| YOUR TASK |
From the records below, copy each line in which the string "true" occurs.

------------------------------------------------

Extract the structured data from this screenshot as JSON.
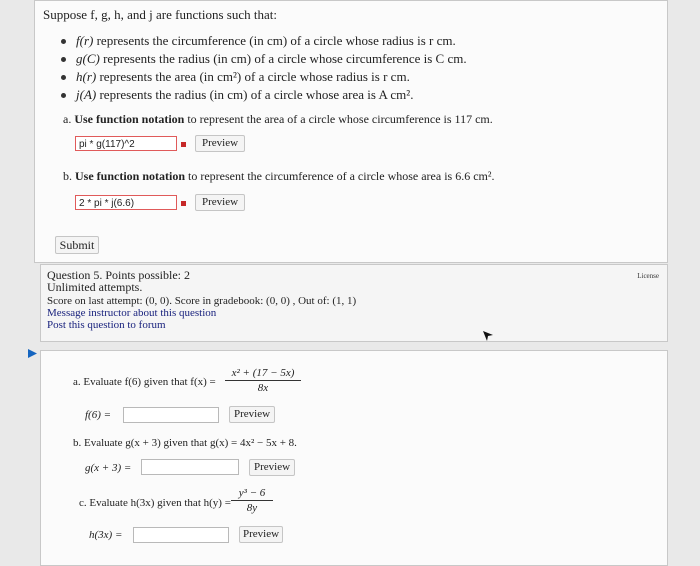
{
  "question4": {
    "intro": "Suppose f, g, h, and j are functions such that:",
    "bullets": [
      {
        "fn": "f(r)",
        "text": "represents the circumference (in cm) of a circle whose radius is r cm."
      },
      {
        "fn": "g(C)",
        "text": "represents the radius (in cm) of a circle whose circumference is C cm."
      },
      {
        "fn": "h(r)",
        "text": "represents the area (in cm²) of a circle whose radius is r cm."
      },
      {
        "fn": "j(A)",
        "text": "represents the radius (in cm) of a circle whose area is A cm²."
      }
    ],
    "part_a": {
      "prefix": "a.",
      "bold": "Use function notation",
      "rest": "to represent the area of a circle whose circumference is 117 cm.",
      "answer": "pi * g(117)^2",
      "preview_label": "Preview"
    },
    "part_b": {
      "prefix": "b.",
      "bold": "Use function notation",
      "rest": "to represent the circumference of a circle whose area is 6.6 cm².",
      "answer": "2 * pi * j(6.6)",
      "preview_label": "Preview"
    },
    "submit_label": "Submit"
  },
  "question5_info": {
    "title": "Question 5. Points possible: 2",
    "attempts": "Unlimited attempts.",
    "score": "Score on last attempt: (0, 0). Score in gradebook: (0, 0) , Out of: (1, 1)",
    "message_link": "Message instructor about this question",
    "post_link": "Post this question to forum",
    "license": "License"
  },
  "question5": {
    "part_a": {
      "label": "a. Evaluate f(6) given that f(x) =",
      "numerator": "x² + (17 − 5x)",
      "denominator": "8x",
      "input_label": "f(6) =",
      "input_value": "",
      "preview_label": "Preview"
    },
    "part_b": {
      "label": "b. Evaluate g(x + 3) given that g(x) = 4x² − 5x + 8.",
      "input_label": "g(x + 3) =",
      "input_value": "",
      "preview_label": "Preview"
    },
    "part_c": {
      "label": "c. Evaluate h(3x) given that h(y) =",
      "numerator": "y³ − 6",
      "denominator": "8y",
      "input_label": "h(3x) =",
      "input_value": "",
      "preview_label": "Preview"
    }
  },
  "colors": {
    "error": "#c62828",
    "link": "#1a237e",
    "arrow": "#1565c0"
  }
}
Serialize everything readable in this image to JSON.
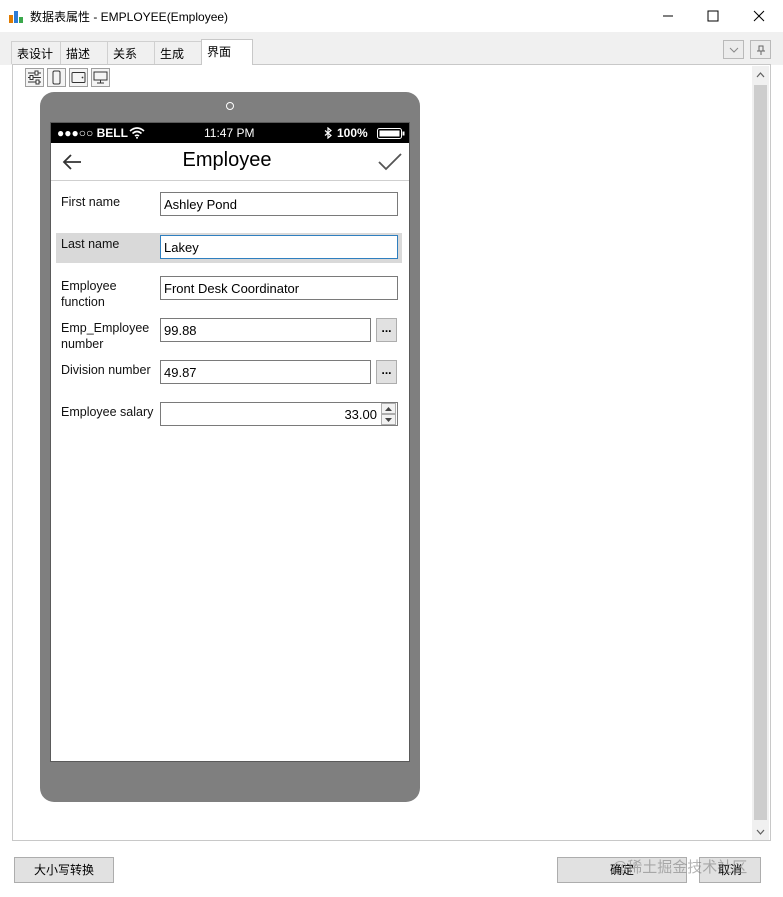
{
  "window": {
    "title": "数据表属性 - EMPLOYEE(Employee)"
  },
  "tabs": [
    {
      "label": "表设计"
    },
    {
      "label": "描述"
    },
    {
      "label": "关系"
    },
    {
      "label": "生成"
    },
    {
      "label": "界面",
      "active": true
    }
  ],
  "toolbar": {
    "icons": [
      "settings-sliders-icon",
      "phone-icon",
      "tablet-icon",
      "desktop-icon"
    ]
  },
  "phone": {
    "status": {
      "carrier": "●●●○○ BELL",
      "time": "11:47 PM",
      "battery": "100%"
    },
    "nav": {
      "title": "Employee"
    },
    "fields": [
      {
        "label": "First name",
        "value": "Ashley Pond"
      },
      {
        "label": "Last name",
        "value": "Lakey"
      },
      {
        "label": "Employee function",
        "value": "Front Desk Coordinator"
      },
      {
        "label": "Emp_Employee number",
        "value": "99.88",
        "lookup": "..."
      },
      {
        "label": "Division number",
        "value": "49.87",
        "lookup": "..."
      },
      {
        "label": "Employee salary",
        "value": "33.00"
      }
    ]
  },
  "footer": {
    "case_convert_label": "大小写转换",
    "ok_label": "确定",
    "cancel_label": "取消",
    "watermark": "@稀土掘金技术社区"
  },
  "colors": {
    "phone_frame": "#7f7f7f",
    "focus_border": "#2f7fbf",
    "row_highlight": "#d9d9d9"
  }
}
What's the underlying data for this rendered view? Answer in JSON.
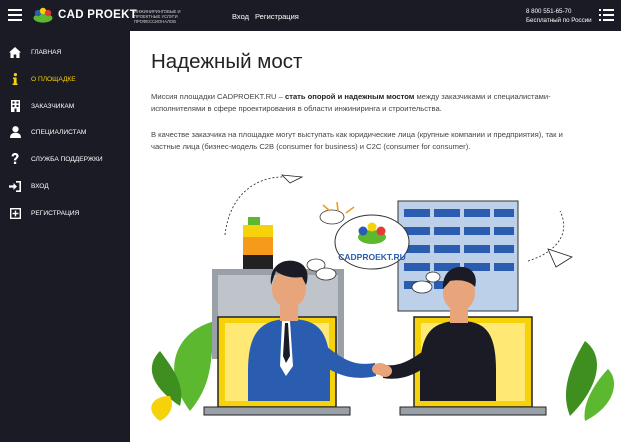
{
  "header": {
    "logo_text": "CAD PROEKT",
    "logo_subtitle": "ИНЖИНИРИНГОВЫЕ И ПРОЕКТНЫЕ УСЛУГИ ПРОФЕССИОНАЛОВ",
    "login_label": "Вход",
    "register_label": "Регистрация",
    "phone": "8 800 551-65-70",
    "phone_note": "Бесплатный по России"
  },
  "sidebar": {
    "items": [
      {
        "label": "ГЛАВНАЯ",
        "icon": "home-icon",
        "active": false
      },
      {
        "label": "О ПЛОЩАДКЕ",
        "icon": "info-icon",
        "active": true
      },
      {
        "label": "ЗАКАЗЧИКАМ",
        "icon": "building-icon",
        "active": false
      },
      {
        "label": "СПЕЦИАЛИСТАМ",
        "icon": "user-icon",
        "active": false
      },
      {
        "label": "СЛУЖБА ПОДДЕРЖКИ",
        "icon": "question-icon",
        "active": false
      },
      {
        "label": "ВХОД",
        "icon": "sign-in-icon",
        "active": false
      },
      {
        "label": "РЕГИСТРАЦИЯ",
        "icon": "plus-square-icon",
        "active": false
      }
    ]
  },
  "main": {
    "title": "Надежный мост",
    "para1_prefix": "Миссия площадки CADPROEKT.RU – ",
    "para1_bold": "стать опорой и надежным мостом",
    "para1_line1_suffix": " между заказчиками и специалистами-",
    "para1_line2": "исполнителями в сфере проектирования в области инжиниринга и строительства.",
    "para2_line1": "В качестве заказчика на площадке могут выступать как юридические лица (крупные компании и предприятия), так и",
    "para2_line2": "частные лица (бизнес-модель C2B (consumer for business) и C2C (consumer for consumer).",
    "illustration_badge": "CADPROEKT.RU"
  },
  "colors": {
    "accent": "#f5d20a",
    "sidebar_bg": "#1b1b25",
    "brand_blue": "#2a5db0",
    "leaf_green": "#5cb82e"
  }
}
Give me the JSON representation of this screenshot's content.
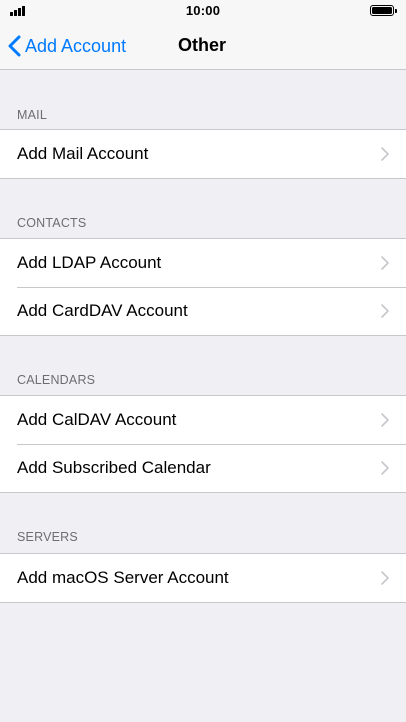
{
  "status_bar": {
    "time": "10:00",
    "signal_icon": "cellular-signal-icon",
    "battery_icon": "battery-full-icon"
  },
  "nav": {
    "back_label": "Add Account",
    "back_icon": "chevron-left-icon",
    "title": "Other",
    "accent_color": "#007aff"
  },
  "sections": {
    "mail": {
      "header": "MAIL",
      "items": [
        {
          "label": "Add Mail Account"
        }
      ]
    },
    "contacts": {
      "header": "CONTACTS",
      "items": [
        {
          "label": "Add LDAP Account"
        },
        {
          "label": "Add CardDAV Account"
        }
      ]
    },
    "calendars": {
      "header": "CALENDARS",
      "items": [
        {
          "label": "Add CalDAV Account"
        },
        {
          "label": "Add Subscribed Calendar"
        }
      ]
    },
    "servers": {
      "header": "SERVERS",
      "items": [
        {
          "label": "Add macOS Server Account"
        }
      ]
    }
  },
  "colors": {
    "background": "#efeff4",
    "separator": "#c8c7cc",
    "section_header": "#6d6d72",
    "disclosure": "#c7c7cc"
  }
}
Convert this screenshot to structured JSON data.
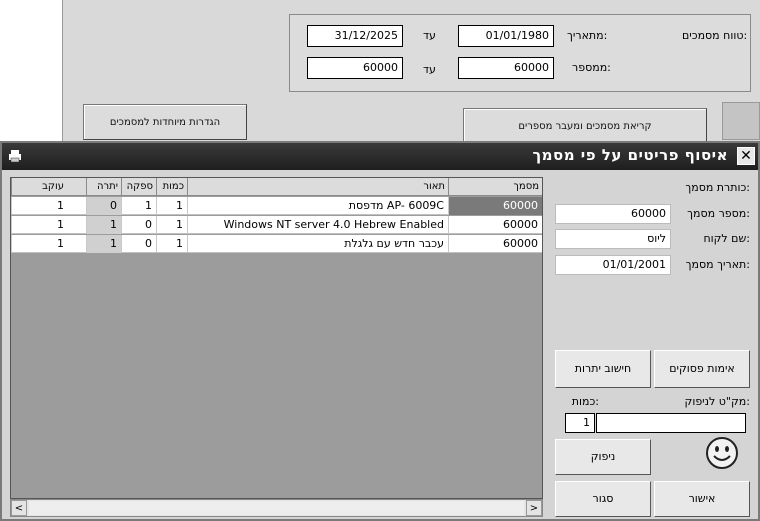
{
  "background_form": {
    "date_range_label": "טווח מסמכים:",
    "from_date_label": "מתאריך:",
    "to_label_1": "עד",
    "from_date": "01/01/1980",
    "to_date": "31/12/2025",
    "number_label": "ממספר:",
    "to_label_2": "עד",
    "from_number": "60000",
    "to_number": "60000",
    "special_definitions_button": "הגדרות מיוחדות למסמכים",
    "read_docs_button": "קריאת מסמכים ומעבר מספרים"
  },
  "dialog": {
    "title": "איסוף פריטים על פי מסמך",
    "close_symbol": "✕",
    "grid": {
      "headers": [
        "מסמך",
        "תאור",
        "כמות",
        "ספקה",
        "יתרה",
        "עוקב"
      ],
      "rows": [
        {
          "doc": "60000",
          "desc": "מדפסת AP- 6009C",
          "qty": "1",
          "supplied": "1",
          "balance": "0",
          "track": "1"
        },
        {
          "doc": "60000",
          "desc": "Windows NT server 4.0 Hebrew Enabled",
          "qty": "1",
          "supplied": "0",
          "balance": "1",
          "track": "1"
        },
        {
          "doc": "60000",
          "desc": "עכבר חדש עם גלגלת",
          "qty": "1",
          "supplied": "0",
          "balance": "1",
          "track": "1"
        }
      ]
    },
    "scroll": {
      "left_arrow": "<",
      "right_arrow": ">"
    },
    "panel": {
      "doc_title_label": "כותרת מסמך:",
      "doc_number_label": "מספר מסמך:",
      "doc_number": "60000",
      "customer_label": "שם לקוח:",
      "customer": "ליוס",
      "doc_date_label": "תאריך מסמך:",
      "doc_date": "01/01/2001",
      "confirm_items_button": "אימות פסוקים",
      "calc_balance_button": "חישוב יתרות",
      "sku_label": "מק\"ט לניפוק:",
      "qty_label": "כמות:",
      "qty_value": "1",
      "sku_value": "",
      "issue_button": "ניפוק",
      "approve_button": "אישור",
      "close_button": "סגור"
    }
  }
}
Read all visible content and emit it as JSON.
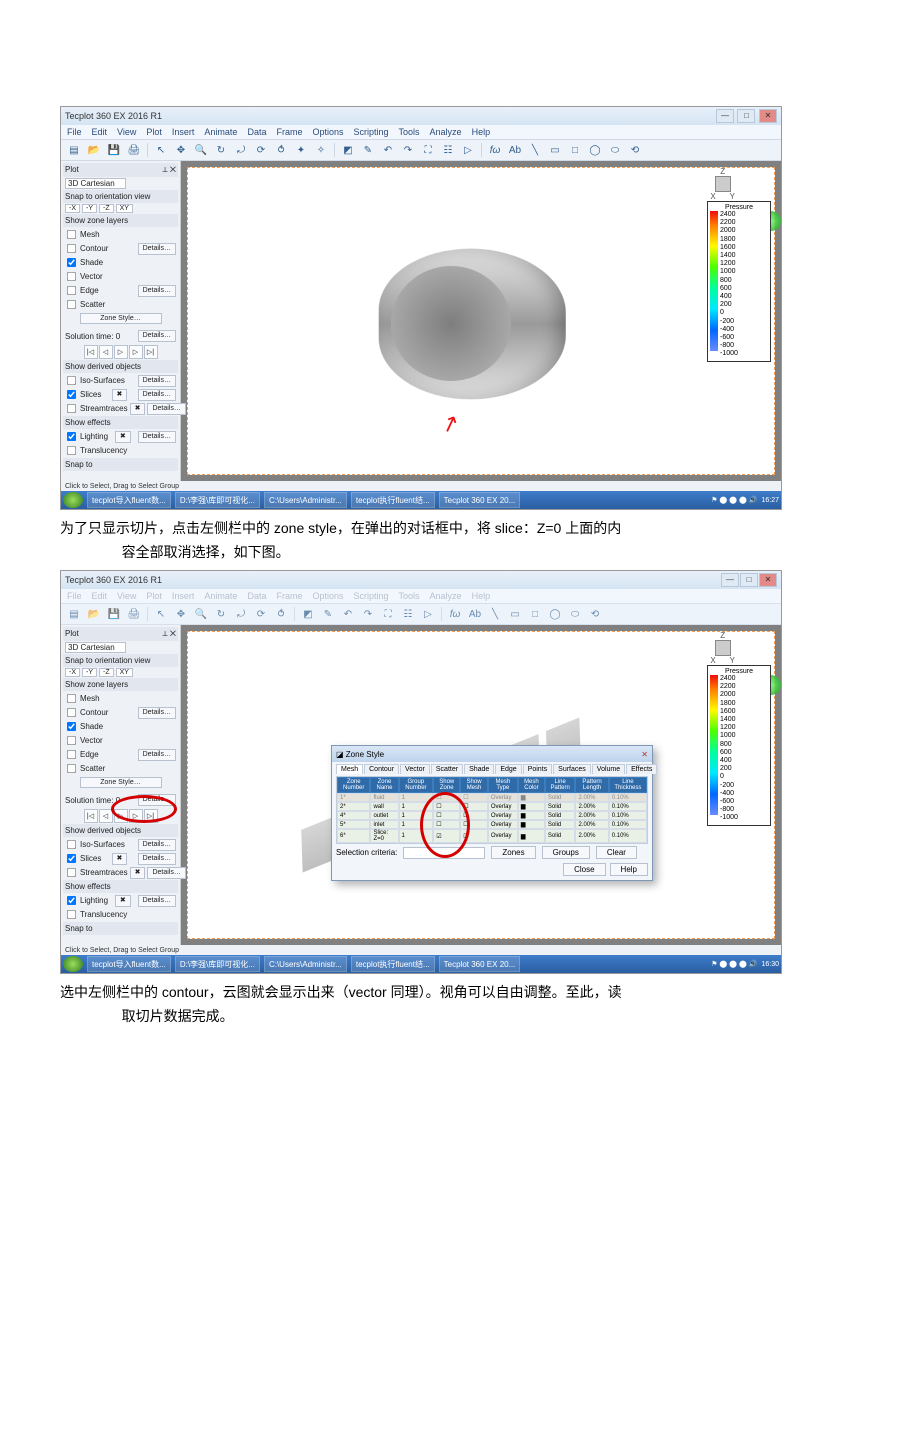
{
  "app": {
    "title": "Tecplot 360 EX 2016 R1"
  },
  "menus": [
    "File",
    "Edit",
    "View",
    "Plot",
    "Insert",
    "Animate",
    "Data",
    "Frame",
    "Options",
    "Scripting",
    "Tools",
    "Analyze",
    "Help"
  ],
  "sidebar": {
    "plot_panel": "Plot",
    "plot_type": "3D Cartesian",
    "snap_label": "Snap to orientation view",
    "orient": [
      "-X",
      "-Y",
      "-Z",
      "XY"
    ],
    "layers_hdr": "Show zone layers",
    "layers": [
      {
        "label": "Mesh",
        "checked": false,
        "details": false
      },
      {
        "label": "Contour",
        "checked": false,
        "details": true
      },
      {
        "label": "Shade",
        "checked": true,
        "details": false
      },
      {
        "label": "Vector",
        "checked": false,
        "details": false
      },
      {
        "label": "Edge",
        "checked": false,
        "details": true
      },
      {
        "label": "Scatter",
        "checked": false,
        "details": false
      }
    ],
    "zone_style_btn": "Zone Style…",
    "solution_time": "Solution time: 0",
    "details": "Details…",
    "derived_hdr": "Show derived objects",
    "derived": [
      {
        "label": "Iso-Surfaces",
        "checked": false
      },
      {
        "label": "Slices",
        "checked": true
      },
      {
        "label": "Streamtraces",
        "checked": false
      }
    ],
    "effects_hdr": "Show effects",
    "effects": [
      {
        "label": "Lighting",
        "checked": true
      },
      {
        "label": "Translucency",
        "checked": false
      }
    ],
    "snap_to": "Snap to"
  },
  "status": "Click to Select, Drag to Select Group",
  "taskbar_items": [
    "tecplot导入fluent数...",
    "D:\\李强\\库即可视化...",
    "C:\\Users\\Administr...",
    "tecplot执行fluent结...",
    "Tecplot 360 EX 20..."
  ],
  "times": [
    "16:27",
    "16:30"
  ],
  "legend": {
    "title": "Pressure",
    "ticks": [
      "2400",
      "2200",
      "2000",
      "1800",
      "1600",
      "1400",
      "1200",
      "1000",
      "800",
      "600",
      "400",
      "200",
      "0",
      "-200",
      "-400",
      "-600",
      "-800",
      "-1000"
    ]
  },
  "axes": {
    "z": "Z",
    "y": "Y",
    "x": "X"
  },
  "caption1_a": "为了只显示切片，点击左侧栏中的 zone style，在弹出的对话框中，将 slice：Z=0 上面的内",
  "caption1_b": "容全部取消选择，如下图。",
  "caption2_a": "选中左侧栏中的 contour，云图就会显示出来（vector 同理）。视角可以自由调整。至此，读",
  "caption2_b": "取切片数据完成。",
  "zone_style": {
    "title": "Zone Style",
    "tabs": [
      "Mesh",
      "Contour",
      "Vector",
      "Scatter",
      "Shade",
      "Edge",
      "Points",
      "Surfaces",
      "Volume",
      "Effects"
    ],
    "headers": [
      "Zone Number",
      "Zone Name",
      "Group Number",
      "Show Zone",
      "Show Mesh",
      "Mesh Type",
      "Mesh Color",
      "Line Pattern",
      "Pattern Length",
      "Line Thickness"
    ],
    "rows": [
      {
        "num": "1*",
        "name": "fluid",
        "grp": "1",
        "show": "",
        "mesh": "",
        "type": "Overlay",
        "color": "",
        "pat": "Solid",
        "len": "2.00%",
        "thk": "0.10%",
        "dim": true
      },
      {
        "num": "2*",
        "name": "wall",
        "grp": "1",
        "show": "",
        "mesh": "",
        "type": "Overlay",
        "color": "",
        "pat": "Solid",
        "len": "2.00%",
        "thk": "0.10%",
        "dim": false
      },
      {
        "num": "4*",
        "name": "outlet",
        "grp": "1",
        "show": "",
        "mesh": "",
        "type": "Overlay",
        "color": "",
        "pat": "Solid",
        "len": "2.00%",
        "thk": "0.10%",
        "dim": false
      },
      {
        "num": "5*",
        "name": "inlet",
        "grp": "1",
        "show": "",
        "mesh": "",
        "type": "Overlay",
        "color": "",
        "pat": "Solid",
        "len": "2.00%",
        "thk": "0.10%",
        "dim": false
      },
      {
        "num": "6*",
        "name": "Slice: Z=0",
        "grp": "1",
        "show": "✓",
        "mesh": "",
        "type": "Overlay",
        "color": "",
        "pat": "Solid",
        "len": "2.00%",
        "thk": "0.10%",
        "dim": false
      }
    ],
    "sel_label": "Selection criteria:",
    "btns_row": [
      "Zones",
      "Groups",
      "Clear"
    ],
    "btns_bottom": [
      "Close",
      "Help"
    ]
  }
}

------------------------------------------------

| EXERCISE RESULT |
      "active": true
        "active": true
        "details": true
        "checked": true,
        "details": true
        "checked": true
        "checked": true
        "dim": true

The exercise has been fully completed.